Jax Teller (Charlie Hunnam) was a complicated fella on FX's "Sons of Anarchy." As an important member of the criminal motorcycle gang SAMCRO, he had to make some big decisions that led to lots of people getting hurt. This was especially true after he became the president of the club following Clay's (Ron Perlman) departure, which caused even more problems for Jax and his crew. 

As the president of SAMCRO, Jax did terrible things that were difficult to ignore. Whether he was killing people who didn't deserve to die, or dragging his charter deeper into the criminal underworld, his behavior often pushed the limits of his antiheroism. Of course, it's long been said that great power comes with great responsibility, and Jax learned that the hard way. The SAMCRO leader arguably changed for the worse as time progressed on "Sons of Anarchy."

Still, while it's easy to focus on all of the drama he created, it's worth noting that Jax underwent some aesthetic changes after he became SAMCRO's president. They were just easy to overlook amid all of the carnage and chaos that took place on the FX series. 

Jax changed his clothes after becoming the president of SAMCRO

Throughout the first four seasons of "Sons of Anarchy," Jax typically wore white t-shirts underneath his leather kutte. Sometimes he'd throw on a hoodie to spice things up, but for the most part, he was all about the short-sleeved attire. While speaking to Huffington Post in 2015, Charlie Hunnam revealed that Jax's look was modeled after a real-life biker whom he befriended while doing research for the show, and he made it a point to honor his buddy on the series. 

That said, most three-dimensional characters evolve to some extent, and Jax's growth as a character from Season 5 onward was reflected in his appearance. As soon as he accepted the SAMCRO leadership position, Jax started favoring long-sleeved flannels over t-shirts and hoodies.

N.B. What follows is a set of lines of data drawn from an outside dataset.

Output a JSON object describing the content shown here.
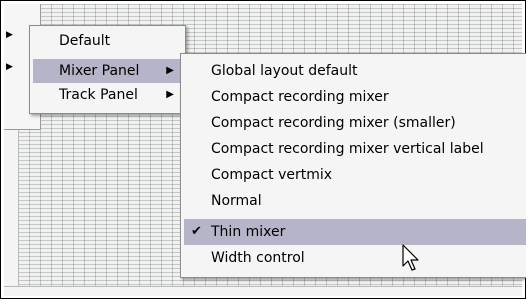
{
  "primary_menu": {
    "items": [
      {
        "label": "Default",
        "has_submenu": false,
        "highlighted": false
      },
      {
        "label": "Mixer Panel",
        "has_submenu": true,
        "highlighted": true
      },
      {
        "label": "Track Panel",
        "has_submenu": true,
        "highlighted": false
      }
    ]
  },
  "submenu": {
    "items": [
      {
        "label": "Global layout default",
        "checked": false
      },
      {
        "label": "Compact recording mixer",
        "checked": false
      },
      {
        "label": "Compact recording mixer (smaller)",
        "checked": false
      },
      {
        "label": "Compact recording mixer vertical label",
        "checked": false
      },
      {
        "label": "Compact vertmix",
        "checked": false
      },
      {
        "label": "Normal",
        "checked": false
      },
      {
        "label": "Thin mixer",
        "checked": true
      },
      {
        "label": "Width control",
        "checked": false
      }
    ],
    "highlighted_index": 6
  },
  "icons": {
    "check": "checkmark-icon",
    "submenu": "submenu-arrow-icon",
    "cursor": "mouse-pointer-icon"
  },
  "colors": {
    "highlight": "#b6b4c8",
    "menu_bg": "#f5f5f5",
    "grid_bg": "#f0f2f1"
  }
}
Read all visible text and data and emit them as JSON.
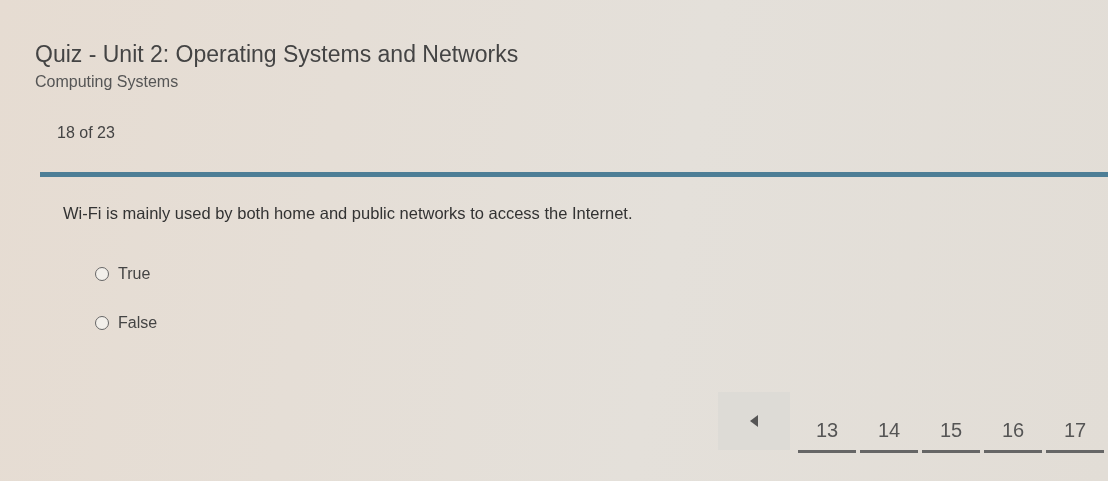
{
  "header": {
    "title": "Quiz - Unit 2: Operating Systems and Networks",
    "subtitle": "Computing Systems",
    "progress": "18 of 23"
  },
  "question": {
    "text": "Wi-Fi is mainly used by both home and public networks to access the Internet.",
    "options": [
      {
        "label": "True",
        "selected": false
      },
      {
        "label": "False",
        "selected": false
      }
    ]
  },
  "pager": {
    "pages": [
      "13",
      "14",
      "15",
      "16",
      "17"
    ]
  }
}
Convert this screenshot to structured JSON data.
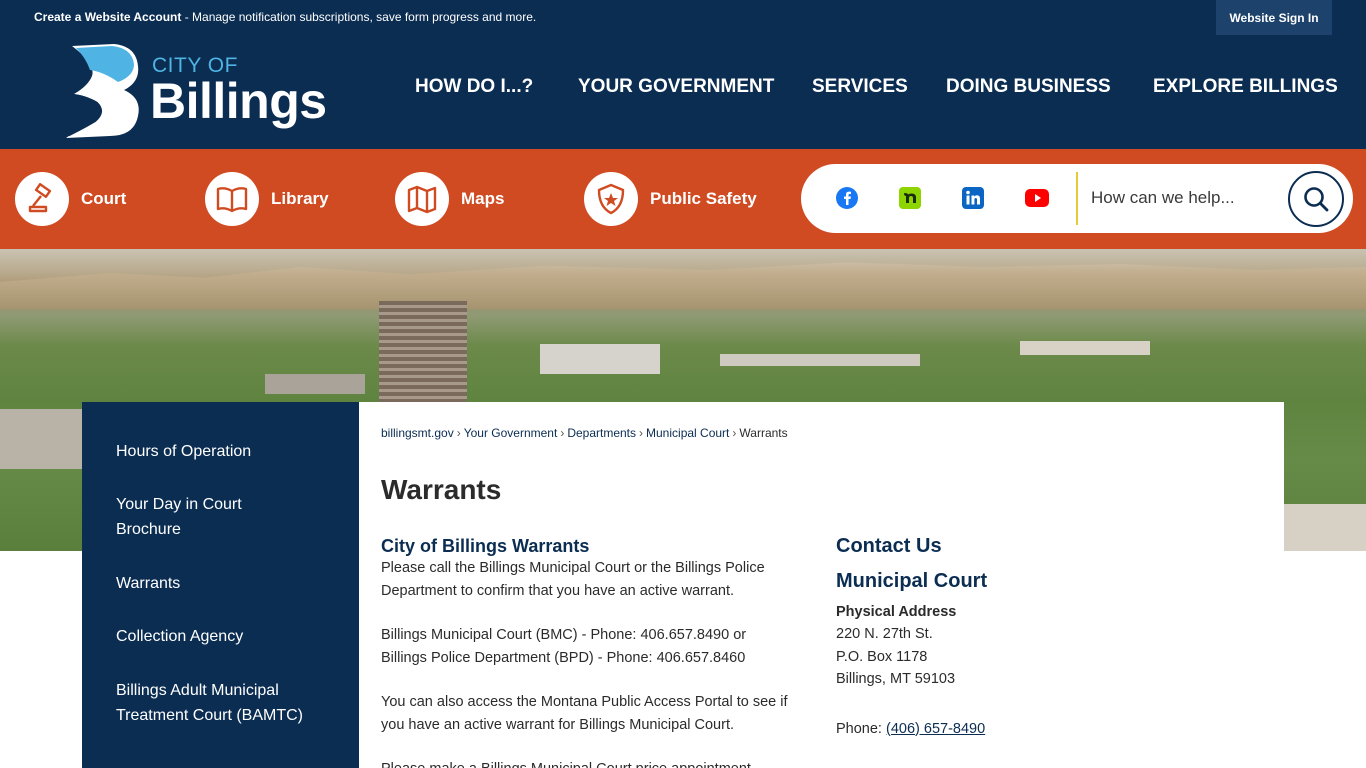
{
  "topbar": {
    "account_link": "Create a Website Account",
    "account_msg": " - Manage notification subscriptions, save form progress and more.",
    "signin": "Website Sign In"
  },
  "logo": {
    "city": "CITY OF",
    "name": "Billings"
  },
  "nav": {
    "items": [
      "HOW DO I...?",
      "YOUR GOVERNMENT",
      "SERVICES",
      "DOING BUSINESS",
      "EXPLORE BILLINGS"
    ]
  },
  "quicklinks": [
    {
      "label": "Court",
      "icon": "gavel-icon"
    },
    {
      "label": "Library",
      "icon": "book-icon"
    },
    {
      "label": "Maps",
      "icon": "map-icon"
    },
    {
      "label": "Public Safety",
      "icon": "badge-icon"
    }
  ],
  "social": [
    {
      "name": "facebook-icon",
      "color": "#1877f2"
    },
    {
      "name": "nextdoor-icon",
      "color": "#8ed500"
    },
    {
      "name": "linkedin-icon",
      "color": "#0a66c2"
    },
    {
      "name": "youtube-icon",
      "color": "#ff0000"
    }
  ],
  "search": {
    "placeholder": "How can we help..."
  },
  "sidenav": {
    "items": [
      "Hours of Operation",
      "Your Day in Court Brochure",
      "Warrants",
      "Collection Agency",
      "Billings Adult Municipal Treatment Court (BAMTC)"
    ]
  },
  "breadcrumb": {
    "items": [
      "billingsmt.gov",
      "Your Government",
      "Departments",
      "Municipal Court",
      "Warrants"
    ],
    "separator": "›"
  },
  "page": {
    "title": "Warrants",
    "section_title": "City of Billings Warrants",
    "para1": "Please call the Billings Municipal Court or the Billings Police Department to confirm that you have an active warrant.",
    "para2a": "Billings Municipal Court (BMC) -  Phone: 406.657.8490 or",
    "para2b": "Billings Police Department (BPD) - Phone: 406.657.8460",
    "para3": "You can also access the Montana Public Access Portal to see if you have an active warrant for Billings Municipal Court.",
    "para4_partial": "Please make a Billings Municipal Court price appointment"
  },
  "contact": {
    "heading": "Contact Us",
    "org": "Municipal Court",
    "address_label": "Physical Address",
    "address_lines": [
      "220 N. 27th St.",
      "P.O. Box 1178",
      "Billings, MT 59103"
    ],
    "phone_label": "Phone: ",
    "phone": "(406) 657-8490"
  },
  "colors": {
    "navy": "#0b2d52",
    "orange": "#d04b22",
    "accent_blue": "#4fb3e4"
  }
}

It's never explained why Jax changed his style. However, the fact it coincided with his appointment as SAMCRO's president suggests that he wanted to be taken more seriously.